ICA Boston Juneteenth celebration Partnering with the Boston Ujima Project, the Institute of Contemporary Art Boston presents a free daylong program called We Create the World: A Juneteenth Celebration. Attendees are encouraged to view Simone Leigh’s eponymous exhibit, browse works by local artisans, and watch short films chosen by the Roxbury International Film Festival and the Boston Ujima Project. June 19, 10 a.m.-5 p.m. Free, tickets required for the museum. Institute of Contemporary Art Boston, 25 Harbor Shore Drive.

Isabella Stewart Gardner Museum free day Stop by the Isabella Stewart Gardner Museum for a free day of Juneteenth programming, including music from DJ KNSZWRTH, a performance by local poet Amanda Shea, and a screening of the documentary “A Reckoning in Boston.” The documentary follows two low-income local figures enrolled in a humanities class. The subjects eventually become collaborators in the making of the film, as it deals with topics of racism and privilege. Carl Chandler, producer and one of the subjects, will discuss the film with panelists after the screening. June 19, 11 a.m.-5 p.m. Free. Isabella Stewart Gardner Museum, 25 Evans Way.

"Carnelian" by Lex Brown is on view at the MIT List Visual Arts Center.Dario Lasagni

MIT List Visual Arts Center free admission The MIT List Visual Arts Center invites visitors to view its three exhibitions for free on Juneteenth. In the exhibitions, New York-based Alison Nguyen explores the cultural effects of cinematic storytelling, Philadelphia-based Lex Brown combines social issues and satiristic humor, and Berlin-based Sung Tieu uses different spatial configurations to reflect political questions. June 19, noon to 6 p.m. Free. MIT List Visual Arts Center, 20 Ames St., Cambridge.

Emancipation observance Juneteenth: Honoring Our Martyrs and Heroes is a day of emancipation observance held by the Boston Juneteenth Committee and the Museum of the National Center of Afro-American Artists. Head to the Dillaway-Thomas House for a flag raising and then follow a parade to the museum. Attendees can enjoy music, food, speakers, and other activities. June 19, noon-7 p.m. Free.

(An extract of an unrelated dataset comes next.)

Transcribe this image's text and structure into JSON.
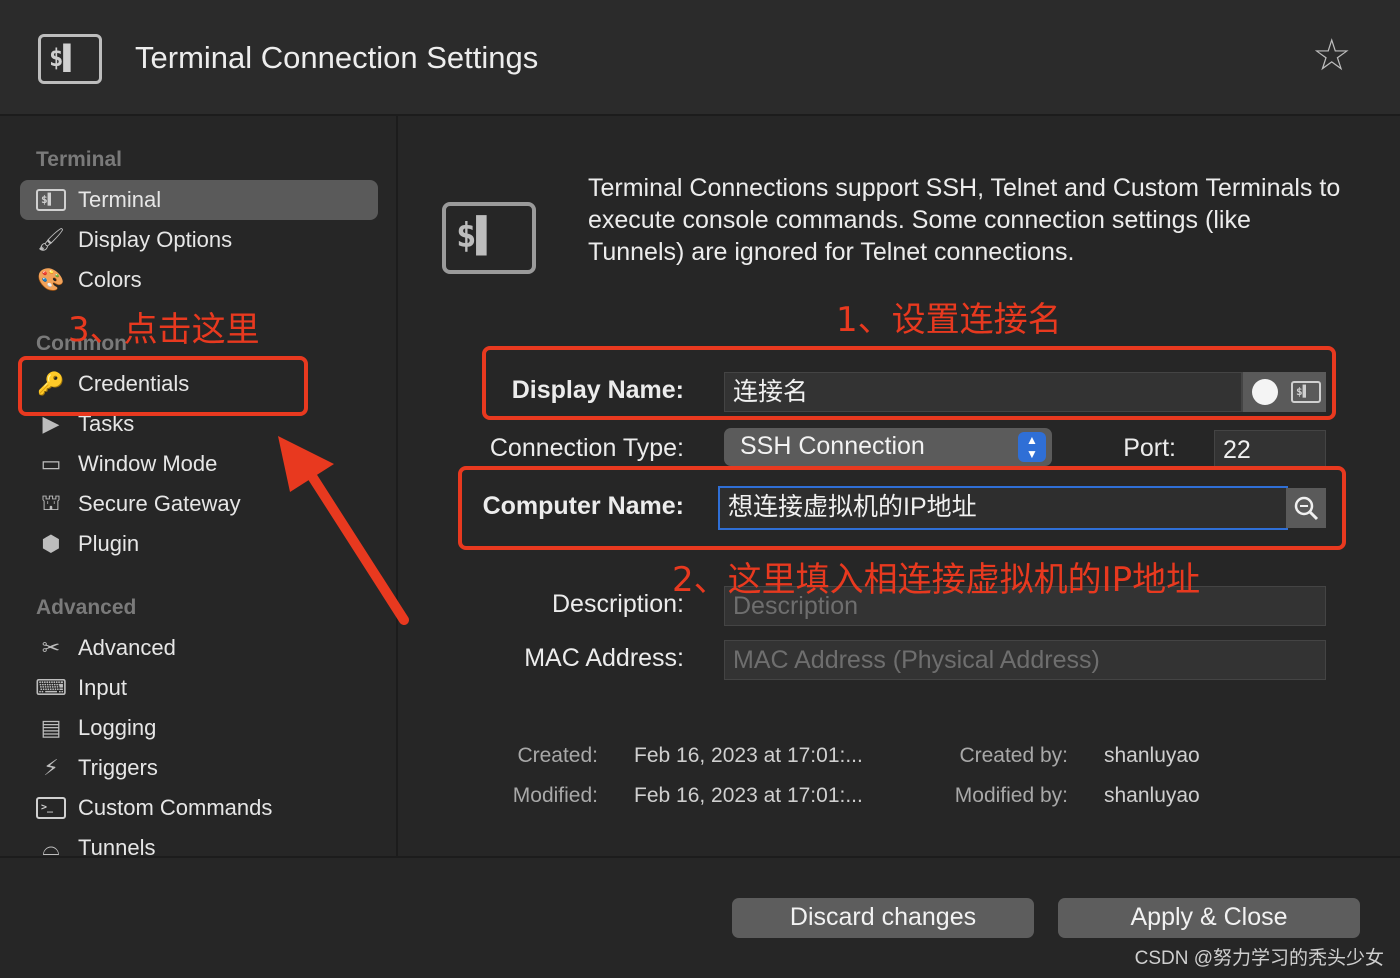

Dillaway-Thomas House, 183 Roxbury St., Museum of the National Center of Afro-American Artists, 300 Walnut Ave.

‘Welcoming the Embrace’ documentary The documentary “Welcoming the Embrace” follows the story of how “The Embrace” memorial came to be. It airs on Juneteenth at 7 p.m. on NBC10 Boston and has its theatrical premiere through the Roxbury International Film Festival’s screening of the film at the Museum of Fine Arts Boston June 22. Television date: June 19, 7 p.m., NBC10 Boston. In-person screening: June 22, 5-6:45 p.m. $15 for non-members, $12 for members. Museum of Fine Arts Boston, Harry and Mildred Remis Auditorium, 465 Huntington Ave.

Congregational Library & Archives exhibits and conversation The Congregational Library & Archives will have two exhibitions on view. “Sacred Ally Quilt Ministry: Prayers in Thread” by the Sacred Ally Quilt Ministry is a display of 11 quilts depicting George Floyd’s final words before his death in 2020. The Sacred Ally Quilt Ministry is made up of New Hampshire congregations who banded together in 2020 to create the quilts as an act of memorialization. Three quilt project leaders will participate in a conversation on Juneteenth. An accompanying exhibition, “Threads of Resistance: Black Voices and Women’s Activism,” consists of materials from the Congregational Library & Archives’s collections that tell the story of Black artistry and activism in the congregational realm. Exhibitions: June 19-21 Free, registration required. Congregational Library & Archives, 14 Beacon St. Conversation: June 19, 2-4 p.m. Free. Congregational Library & Archives, 14 Beacon St.

Abigail Lee can be reached at